Looking for motivation on industry topics, I searched around various sites and stumbled across an article on lloyds.com called Building Supply Chain Resilience. The article brought up something that I hadn’t written about yet; lean manufacturing, like most engineering decisions, has risks. This article specifically refers to the natural disasters in 2011 that left large businesses crippled and the negative effects that lean principles have in such cases.
The crippled, or even destroyed, businesses were suppliers for other businesses and manufacturing facilities, which then sell their finished goods to retailers. The effects of disasters reach deeply into the affected industries. Lean manufacturing principles, specifically just-in-time (JIT) production, emphasizes low inventory levels of raw materials, work-in-process, and finished goods so as to minimize costs. For companies that are in the affected disaster area, JIT is ideal because it means losses were minimized.
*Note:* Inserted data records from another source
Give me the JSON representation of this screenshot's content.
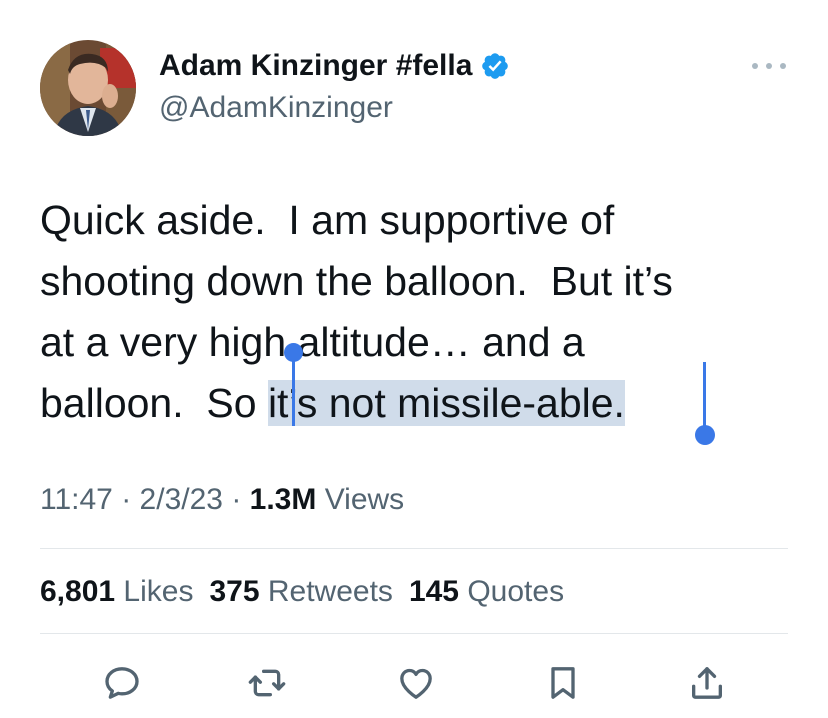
{
  "author": {
    "display_name": "Adam Kinzinger #fella",
    "handle": "@AdamKinzinger",
    "verified": true
  },
  "tweet": {
    "text_lines": [
      "Quick aside.  I am supportive of",
      "shooting down the balloon.  But it’s",
      "at a very high altitude… and a"
    ],
    "last_line_before_selection": "balloon.  So ",
    "selected_text": "it’s not missile-able."
  },
  "meta": {
    "time": "11:47",
    "separator": "·",
    "date": "2/3/23",
    "views_count": "1.3M",
    "views_label": "Views"
  },
  "stats": {
    "likes_count": "6,801",
    "likes_label": "Likes",
    "retweets_count": "375",
    "retweets_label": "Retweets",
    "quotes_count": "145",
    "quotes_label": "Quotes"
  },
  "colors": {
    "text": "#0f1419",
    "secondary": "#536471",
    "verified": "#1d9bf0",
    "selection": "#d0dcea",
    "selection_handle": "#3a78e7",
    "divider": "#e3e7ea"
  },
  "icons": {
    "reply": "reply-icon",
    "retweet": "retweet-icon",
    "like": "heart-icon",
    "bookmark": "bookmark-icon",
    "share": "share-icon",
    "more": "more-icon"
  }
}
However, if you practice JIT production, what happens when your supplier unexpectedly shuts down or is destroyed by a natural disaster?